Before we begin, one needs to define the versatility of Veer Munshi. He is not just a visual artist, but also an accomplished curator and an agent provocateur. His art, more often than not, is political and gives voice to the minority, their hopes and dreams that seem to blur out in the din of populist politics and viewpoints. With that in perspective, let’s take you through a journey of Veer’s album of memories, right from the time when Kashmir, his original home, was peaceful and beauty its default setting.

Due to the restrictions of the pandemic, this writer met with Veer over a telephone call. The languid drawl of his measured tone did not give away the turmoil of exile that informs his artistic practice. In fact, the very first question was met with a chuckle:

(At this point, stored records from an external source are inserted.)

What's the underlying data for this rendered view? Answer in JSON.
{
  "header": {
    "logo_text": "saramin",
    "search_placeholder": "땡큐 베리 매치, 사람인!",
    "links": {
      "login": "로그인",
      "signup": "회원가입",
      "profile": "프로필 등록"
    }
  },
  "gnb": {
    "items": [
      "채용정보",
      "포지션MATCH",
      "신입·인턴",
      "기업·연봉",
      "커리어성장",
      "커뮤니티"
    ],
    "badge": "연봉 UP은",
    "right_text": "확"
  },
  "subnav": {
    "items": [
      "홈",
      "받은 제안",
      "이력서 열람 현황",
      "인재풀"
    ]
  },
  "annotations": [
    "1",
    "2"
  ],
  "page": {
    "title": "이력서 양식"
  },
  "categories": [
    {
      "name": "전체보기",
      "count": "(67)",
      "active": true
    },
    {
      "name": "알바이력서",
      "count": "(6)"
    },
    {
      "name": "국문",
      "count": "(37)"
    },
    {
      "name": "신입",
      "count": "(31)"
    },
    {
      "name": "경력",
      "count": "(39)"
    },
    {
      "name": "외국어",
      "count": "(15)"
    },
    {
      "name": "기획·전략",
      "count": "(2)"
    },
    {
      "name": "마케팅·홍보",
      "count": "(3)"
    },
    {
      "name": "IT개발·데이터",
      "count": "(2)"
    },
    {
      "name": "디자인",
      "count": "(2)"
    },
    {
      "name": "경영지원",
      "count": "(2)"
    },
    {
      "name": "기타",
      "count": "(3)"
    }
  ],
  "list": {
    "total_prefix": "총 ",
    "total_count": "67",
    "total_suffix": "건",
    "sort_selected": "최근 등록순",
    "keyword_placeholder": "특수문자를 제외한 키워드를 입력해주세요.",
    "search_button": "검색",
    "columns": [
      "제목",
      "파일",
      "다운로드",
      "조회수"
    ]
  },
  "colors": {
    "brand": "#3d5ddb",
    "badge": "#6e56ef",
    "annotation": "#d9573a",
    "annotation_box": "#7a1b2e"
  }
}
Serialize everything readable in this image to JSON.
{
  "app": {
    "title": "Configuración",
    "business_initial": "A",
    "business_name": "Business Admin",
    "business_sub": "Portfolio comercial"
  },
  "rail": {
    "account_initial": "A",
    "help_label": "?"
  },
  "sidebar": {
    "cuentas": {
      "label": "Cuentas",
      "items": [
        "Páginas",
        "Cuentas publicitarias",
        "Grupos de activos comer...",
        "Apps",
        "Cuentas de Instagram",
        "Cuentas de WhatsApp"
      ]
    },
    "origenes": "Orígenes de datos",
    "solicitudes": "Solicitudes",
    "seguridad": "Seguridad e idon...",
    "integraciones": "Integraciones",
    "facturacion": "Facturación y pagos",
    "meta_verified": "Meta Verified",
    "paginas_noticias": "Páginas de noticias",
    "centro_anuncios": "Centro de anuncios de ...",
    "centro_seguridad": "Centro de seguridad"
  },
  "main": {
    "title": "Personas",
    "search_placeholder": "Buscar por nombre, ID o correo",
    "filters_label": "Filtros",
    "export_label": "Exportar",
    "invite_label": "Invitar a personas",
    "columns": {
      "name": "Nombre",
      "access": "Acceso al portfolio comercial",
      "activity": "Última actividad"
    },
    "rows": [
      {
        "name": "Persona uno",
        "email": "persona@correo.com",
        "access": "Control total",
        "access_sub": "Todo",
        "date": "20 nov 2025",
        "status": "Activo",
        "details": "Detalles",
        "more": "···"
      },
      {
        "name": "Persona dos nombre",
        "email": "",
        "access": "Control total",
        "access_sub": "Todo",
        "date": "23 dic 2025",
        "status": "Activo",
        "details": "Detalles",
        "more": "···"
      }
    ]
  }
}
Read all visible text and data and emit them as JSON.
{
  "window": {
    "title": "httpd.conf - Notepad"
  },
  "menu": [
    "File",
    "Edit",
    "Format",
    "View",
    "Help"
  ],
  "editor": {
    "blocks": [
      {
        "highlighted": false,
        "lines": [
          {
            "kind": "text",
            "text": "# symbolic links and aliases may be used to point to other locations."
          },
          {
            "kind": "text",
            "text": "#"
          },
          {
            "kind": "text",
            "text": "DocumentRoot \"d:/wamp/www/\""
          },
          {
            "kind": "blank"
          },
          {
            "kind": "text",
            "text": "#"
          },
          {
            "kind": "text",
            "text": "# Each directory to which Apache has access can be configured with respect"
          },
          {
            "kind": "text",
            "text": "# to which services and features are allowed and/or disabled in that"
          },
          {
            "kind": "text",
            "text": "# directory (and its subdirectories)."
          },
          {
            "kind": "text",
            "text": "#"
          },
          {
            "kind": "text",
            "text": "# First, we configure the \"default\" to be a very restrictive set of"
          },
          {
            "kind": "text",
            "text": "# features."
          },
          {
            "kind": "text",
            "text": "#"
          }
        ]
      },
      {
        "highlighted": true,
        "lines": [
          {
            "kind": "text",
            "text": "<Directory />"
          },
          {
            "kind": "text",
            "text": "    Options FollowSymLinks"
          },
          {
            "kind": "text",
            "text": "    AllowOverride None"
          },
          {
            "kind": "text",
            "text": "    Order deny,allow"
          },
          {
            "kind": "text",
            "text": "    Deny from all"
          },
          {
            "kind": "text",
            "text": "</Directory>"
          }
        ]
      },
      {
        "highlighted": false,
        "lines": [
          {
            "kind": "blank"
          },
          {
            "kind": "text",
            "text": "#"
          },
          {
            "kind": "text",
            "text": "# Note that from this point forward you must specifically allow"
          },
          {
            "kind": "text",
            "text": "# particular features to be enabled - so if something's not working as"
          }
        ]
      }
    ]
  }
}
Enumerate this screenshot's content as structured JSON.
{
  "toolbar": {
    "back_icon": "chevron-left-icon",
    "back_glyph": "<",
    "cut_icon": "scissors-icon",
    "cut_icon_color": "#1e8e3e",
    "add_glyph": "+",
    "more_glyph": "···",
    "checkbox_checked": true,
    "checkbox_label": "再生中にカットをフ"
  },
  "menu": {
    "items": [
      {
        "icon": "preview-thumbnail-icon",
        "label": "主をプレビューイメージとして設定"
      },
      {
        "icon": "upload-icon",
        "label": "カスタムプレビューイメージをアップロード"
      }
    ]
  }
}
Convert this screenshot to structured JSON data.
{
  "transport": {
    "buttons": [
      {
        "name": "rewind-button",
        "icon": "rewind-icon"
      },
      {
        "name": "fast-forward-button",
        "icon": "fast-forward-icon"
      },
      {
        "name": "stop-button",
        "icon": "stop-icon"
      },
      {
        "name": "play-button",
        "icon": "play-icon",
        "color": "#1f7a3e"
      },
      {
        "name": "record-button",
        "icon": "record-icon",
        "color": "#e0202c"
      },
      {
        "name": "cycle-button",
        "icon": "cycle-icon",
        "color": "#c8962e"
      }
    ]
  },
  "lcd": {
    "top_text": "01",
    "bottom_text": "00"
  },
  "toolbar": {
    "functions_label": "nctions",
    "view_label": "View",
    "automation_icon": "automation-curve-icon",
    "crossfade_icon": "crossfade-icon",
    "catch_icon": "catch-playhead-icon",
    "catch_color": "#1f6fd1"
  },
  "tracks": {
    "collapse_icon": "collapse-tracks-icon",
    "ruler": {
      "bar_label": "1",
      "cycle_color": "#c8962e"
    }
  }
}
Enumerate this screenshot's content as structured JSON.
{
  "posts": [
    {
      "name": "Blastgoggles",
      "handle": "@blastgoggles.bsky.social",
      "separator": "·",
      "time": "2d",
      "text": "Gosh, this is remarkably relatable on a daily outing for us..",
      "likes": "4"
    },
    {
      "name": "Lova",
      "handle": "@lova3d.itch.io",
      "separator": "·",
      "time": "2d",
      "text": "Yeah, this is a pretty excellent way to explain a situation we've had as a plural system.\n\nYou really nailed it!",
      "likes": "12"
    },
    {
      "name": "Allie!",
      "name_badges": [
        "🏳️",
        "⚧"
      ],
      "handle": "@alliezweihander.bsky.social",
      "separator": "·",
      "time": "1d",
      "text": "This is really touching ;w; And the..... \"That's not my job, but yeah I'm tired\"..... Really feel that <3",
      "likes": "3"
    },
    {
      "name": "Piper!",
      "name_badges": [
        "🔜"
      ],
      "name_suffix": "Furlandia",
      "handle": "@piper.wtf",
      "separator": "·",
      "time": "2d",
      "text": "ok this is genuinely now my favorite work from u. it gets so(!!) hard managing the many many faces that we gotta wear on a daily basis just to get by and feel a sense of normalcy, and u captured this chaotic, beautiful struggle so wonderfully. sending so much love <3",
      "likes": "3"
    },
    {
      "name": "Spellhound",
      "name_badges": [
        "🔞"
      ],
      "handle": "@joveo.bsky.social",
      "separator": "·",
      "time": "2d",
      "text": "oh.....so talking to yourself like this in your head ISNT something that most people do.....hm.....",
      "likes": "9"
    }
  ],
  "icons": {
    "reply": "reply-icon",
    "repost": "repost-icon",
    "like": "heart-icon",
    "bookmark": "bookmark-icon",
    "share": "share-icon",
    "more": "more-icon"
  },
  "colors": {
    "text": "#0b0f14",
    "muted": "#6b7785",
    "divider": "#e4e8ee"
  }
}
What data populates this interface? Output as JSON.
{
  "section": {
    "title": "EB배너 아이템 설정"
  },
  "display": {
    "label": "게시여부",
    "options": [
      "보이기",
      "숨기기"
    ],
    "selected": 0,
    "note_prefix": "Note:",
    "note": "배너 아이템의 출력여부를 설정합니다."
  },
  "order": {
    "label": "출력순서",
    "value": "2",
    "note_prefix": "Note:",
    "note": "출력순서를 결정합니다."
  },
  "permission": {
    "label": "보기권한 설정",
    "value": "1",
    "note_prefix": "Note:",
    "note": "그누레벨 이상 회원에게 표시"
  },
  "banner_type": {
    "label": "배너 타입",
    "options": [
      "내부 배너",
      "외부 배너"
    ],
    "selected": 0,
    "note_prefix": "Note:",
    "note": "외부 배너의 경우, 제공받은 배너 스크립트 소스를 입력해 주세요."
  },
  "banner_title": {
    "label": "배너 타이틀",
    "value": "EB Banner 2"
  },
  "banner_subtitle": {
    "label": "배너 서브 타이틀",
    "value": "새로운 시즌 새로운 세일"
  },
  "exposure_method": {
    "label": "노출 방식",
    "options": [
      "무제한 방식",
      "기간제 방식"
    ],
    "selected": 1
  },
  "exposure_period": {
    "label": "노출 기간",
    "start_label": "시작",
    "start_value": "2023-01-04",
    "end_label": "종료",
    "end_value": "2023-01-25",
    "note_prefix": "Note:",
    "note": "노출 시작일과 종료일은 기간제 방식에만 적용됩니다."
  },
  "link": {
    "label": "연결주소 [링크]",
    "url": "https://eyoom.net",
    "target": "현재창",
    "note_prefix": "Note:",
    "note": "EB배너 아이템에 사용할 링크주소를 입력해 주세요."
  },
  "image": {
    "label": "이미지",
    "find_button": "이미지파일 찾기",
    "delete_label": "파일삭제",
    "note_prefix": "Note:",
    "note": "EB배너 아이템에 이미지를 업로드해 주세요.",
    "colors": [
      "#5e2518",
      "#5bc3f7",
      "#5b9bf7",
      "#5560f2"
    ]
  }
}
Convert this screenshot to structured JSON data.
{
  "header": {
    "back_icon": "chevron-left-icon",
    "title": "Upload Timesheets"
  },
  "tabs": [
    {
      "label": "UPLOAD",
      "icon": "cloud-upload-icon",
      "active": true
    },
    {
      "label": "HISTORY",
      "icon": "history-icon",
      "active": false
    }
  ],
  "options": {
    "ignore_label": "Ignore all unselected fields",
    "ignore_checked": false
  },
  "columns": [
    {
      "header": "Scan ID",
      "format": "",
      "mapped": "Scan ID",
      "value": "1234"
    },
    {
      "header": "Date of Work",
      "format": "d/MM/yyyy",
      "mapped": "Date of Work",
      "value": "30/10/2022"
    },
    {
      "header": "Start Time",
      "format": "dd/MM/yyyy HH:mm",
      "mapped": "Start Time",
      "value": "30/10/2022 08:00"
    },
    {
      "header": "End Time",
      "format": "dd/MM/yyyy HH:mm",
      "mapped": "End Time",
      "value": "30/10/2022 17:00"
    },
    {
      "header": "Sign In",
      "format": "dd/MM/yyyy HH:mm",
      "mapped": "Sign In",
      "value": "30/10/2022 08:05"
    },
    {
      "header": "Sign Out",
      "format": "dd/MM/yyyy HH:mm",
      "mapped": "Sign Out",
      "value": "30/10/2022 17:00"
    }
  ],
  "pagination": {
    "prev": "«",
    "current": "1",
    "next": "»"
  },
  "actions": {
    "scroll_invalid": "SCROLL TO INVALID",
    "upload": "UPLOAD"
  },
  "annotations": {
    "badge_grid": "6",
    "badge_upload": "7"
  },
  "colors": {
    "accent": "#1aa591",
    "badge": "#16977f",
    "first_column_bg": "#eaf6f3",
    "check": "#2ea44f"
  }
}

Writer: “What is your earliest memory?”

Veer: “My earliest memory is of my mother’s womb.”

With this starting point, it was clear that one would have to be incisive while conversing with this keeper of a people’s conscience, the excavator of the complexities of exile.

Read more here